He weeps in his sleep.

XVI doesn’t know if that’s good or bad. XVI doesn’t know if it means anything at all.

Later the security scanners do a sweep. XVI, half-awake, sees the spotlight racing across the rubble toward their shelter… and then across the shelter itself and on.

No pause, she thinks. They won’t be coming back.

The next day they walk. Deek’s eyes are glassyblank and she has to guide him through the undercity crowds, her hands directing his hips. The scanners pass above, and every time XVI hears their familiar whirr she goes stiff and silent. A reflex: she’s expecting the worst. But can the scanners really see them? she wonders. Or rather, see the absence of them, the great psychic black spot that is Deek and his fractured mind?

She buys Deek lunch in a su-su shop: two bowls of protein-rich soup. She’s read somewhere that’s what astronauts eat in space.

“What’d they do to you, baby?” she asks, holding his hand across the table. “Why’re you like this?”

Deek struggles. “They put a light in my head.”

He picks at the scar that circles his temples. He makes XVI think of the lab-dogs and lab-cats she once saw in the compound’s animal testing section. Mad little fuckers, all of them, mouth-frothing, biting their own feet. Artificially-engineered prions chewing tunnels through their brain meat. XVI remembers saying: They ought to be put out of their misery.

XVI notices that the woman on the table next to them has a nose bleed.

She says, pulling him to his feet, “You ‘member me, yeah, Deek? We grew up same place, you’n’me.”

“Same mom,” says Deek uncertainly. Then: “She sold us.”

“Ev’rybody got to eat, boi. Mebbe she figured the compound was a better bet than that shithole in Cheapside.”

He vomits twice in the next hour. Once outside a railway station. The second time by the glass frontage of a posh cafe. People inside stare and point, horrified. Their expensive dinners?honeyed new-fruits, organic meat, imported protein?are left untouched, pushed aside.

“Baby, baby,” XVI says, riding the wave of Deek’s lurching shoulders. “Baby, it’s okay…”

But that’s a lie: nothing is okay, everything is wrong. She can feel the sickness in him building. She moves to kiss him but then Deek puts his fist through the cafe window and screams words that aren’t words at all… and then there’s a black spot in XVI’s memory… and then they’re running and XVI remembers blood, not where it came from or what happened to produce it, just the colour, livid and brilliant and terrible.

“Fifteen inches of snow in Klondike,” says Deek, panting beside her. “Closures on highways 4, 7 and 29. Rug up if you plan to go out.”

It takes XVI a few minutes to realise that he’s picking up satellite broadcasts.

“Oh Deek,” she says, almost fondly.

She’s already decided that she’s going to have to ditch him. He’s insane.

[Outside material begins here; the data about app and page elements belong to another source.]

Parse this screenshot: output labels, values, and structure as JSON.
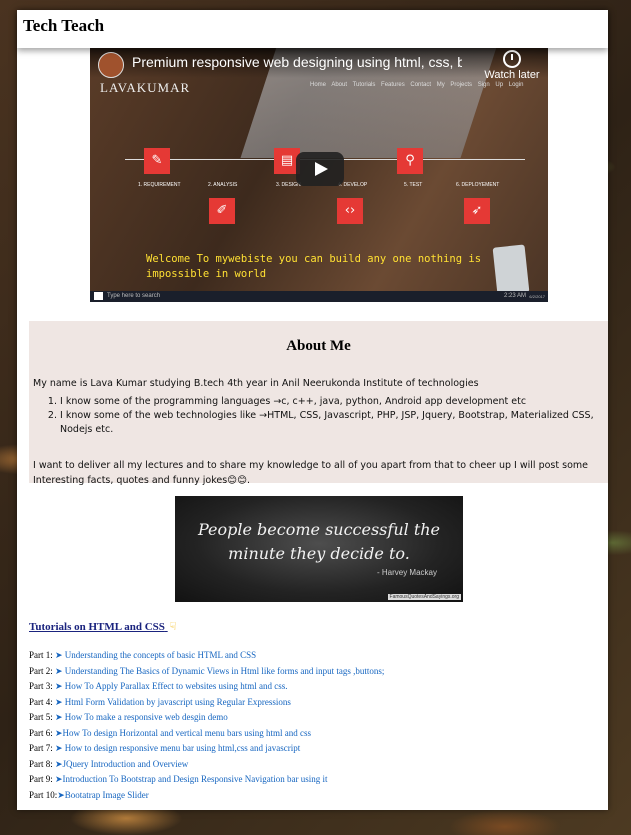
{
  "site": {
    "title": "Tech Teach"
  },
  "video": {
    "title": "Premium responsive web designing using html, css, boots...",
    "watch_later": "Watch later",
    "brand": "LAVAKUMAR",
    "nav": "Home About Tutorials Features Contact My Projects Sign Up Login",
    "steps": [
      "1. REQUIREMENT",
      "2. ANALYSIS",
      "3. DESIGN",
      "4. DEVELOP",
      "5. TEST",
      "6. DEPLOYEMENT"
    ],
    "welcome": "Welcome To mywebiste you can build any one nothing is impossible in world",
    "taskbar_search": "Type here to search",
    "taskbar_time": "2:23 AM",
    "taskbar_date": "6/2/2017"
  },
  "about": {
    "heading": "About Me",
    "intro": "My name is Lava Kumar studying B.tech 4th year in Anil Neerukonda Institute of technologies",
    "items": [
      "I know some of the programming languages →c, c++, java, python, Android app development etc",
      "I know some of the web technologies like →HTML, CSS, Javascript, PHP, JSP, Jquery, Bootstrap, Materialized CSS, Nodejs etc."
    ],
    "closing": "I want to deliver all my lectures and to share my knowledge to all of you apart from that to cheer up I will post some Interesting facts, quotes and funny jokes😊😊."
  },
  "quote": {
    "text_line1": "People become successful the",
    "text_line2": "minute they decide to.",
    "author": "- Harvey Mackay",
    "source": "FamousQuotesAndSayings.org"
  },
  "tutorials": {
    "heading": "Tutorials on HTML and CSS",
    "parts": [
      {
        "label": "Part 1:",
        "link": "➤ Understanding the concepts of basic HTML and CSS"
      },
      {
        "label": "Part 2:",
        "link": "➤ Understanding The Basics of Dynamic Views in Html like forms and input tags ,buttons;"
      },
      {
        "label": "Part 3:",
        "link": "➤ How To Apply Parallax Effect to websites using html and css."
      },
      {
        "label": "Part 4:",
        "link": "➤ Html Form Validation by javascript using Regular Expressions"
      },
      {
        "label": "Part 5:",
        "link": "➤ How To make a responsive web desgin demo"
      },
      {
        "label": "Part 6:",
        "link": "➤How To design Horizontal and vertical menu bars using html and css"
      },
      {
        "label": "Part 7:",
        "link": "➤ How to design responsive menu bar using html,css and javascript"
      },
      {
        "label": "Part 8:",
        "link": "➤JQuery Introduction and Overview"
      },
      {
        "label": "Part 9:",
        "link": "➤Introduction To Bootstrap and Design Responsive Navigation bar using it"
      },
      {
        "label": "Part 10:",
        "link": "➤Bootatrap Image Slider"
      }
    ]
  },
  "colors": {
    "link": "#1565c0",
    "about_bg": "#efe6e3",
    "step_red": "#e53935",
    "welcome_yellow": "#ffe033"
  }
}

He’s a liability.

He could get them both killed.

She leaves him in west Cheapside. She finds him shelter: a filthy grey honeycomb of a derelict skyrise, its north-facing facade fallen to rubble, only the internal walls remaining like a little girl’s dollhouse. She tells him: wait, and he does, in the dust and dirt like a dog, a mad lab-dog.

The next day XVI finds work. Slave labour wages, doing slave labour. She loses three fingernails on a threshing machine and cries out in pain each time. By the time the day’s done her knuckles feel warped and out of joint, and her eyes won’t focus right. She’s walking home before she realises she doesn’t have a home to walk to.

In a seedy undercity bar she gets drunk and listens to the localgods brag about theft and brutality. Thugs, all of them, skinny and tattooed and strung-out. The way they swagger makes XVI think of the ungainly movements of children’s puppets. They drink cheap beer and talk loudly about ‘big takes’ and ‘fuckin’ the man’ and ‘blowin’ brains’. They complain about security systems: the scanners and the psychics.

They talk about how they’d heard some scientist types were working on a psychic blocker. A psychic blocker for your mind. A way to get around the scanners forever. A way to live under the radar for real. But that’s probably science fiction, they tell each other.

Science fuckin’ fiction.

XVI checks her pockets.

She’s got forty-five credits left.

She thinks: Maybe out here I do need a weapon.

Deek’s waiting for her when she comes back.

He’s dirty and lab-dog crazy, but he still smiles when she takes his hand.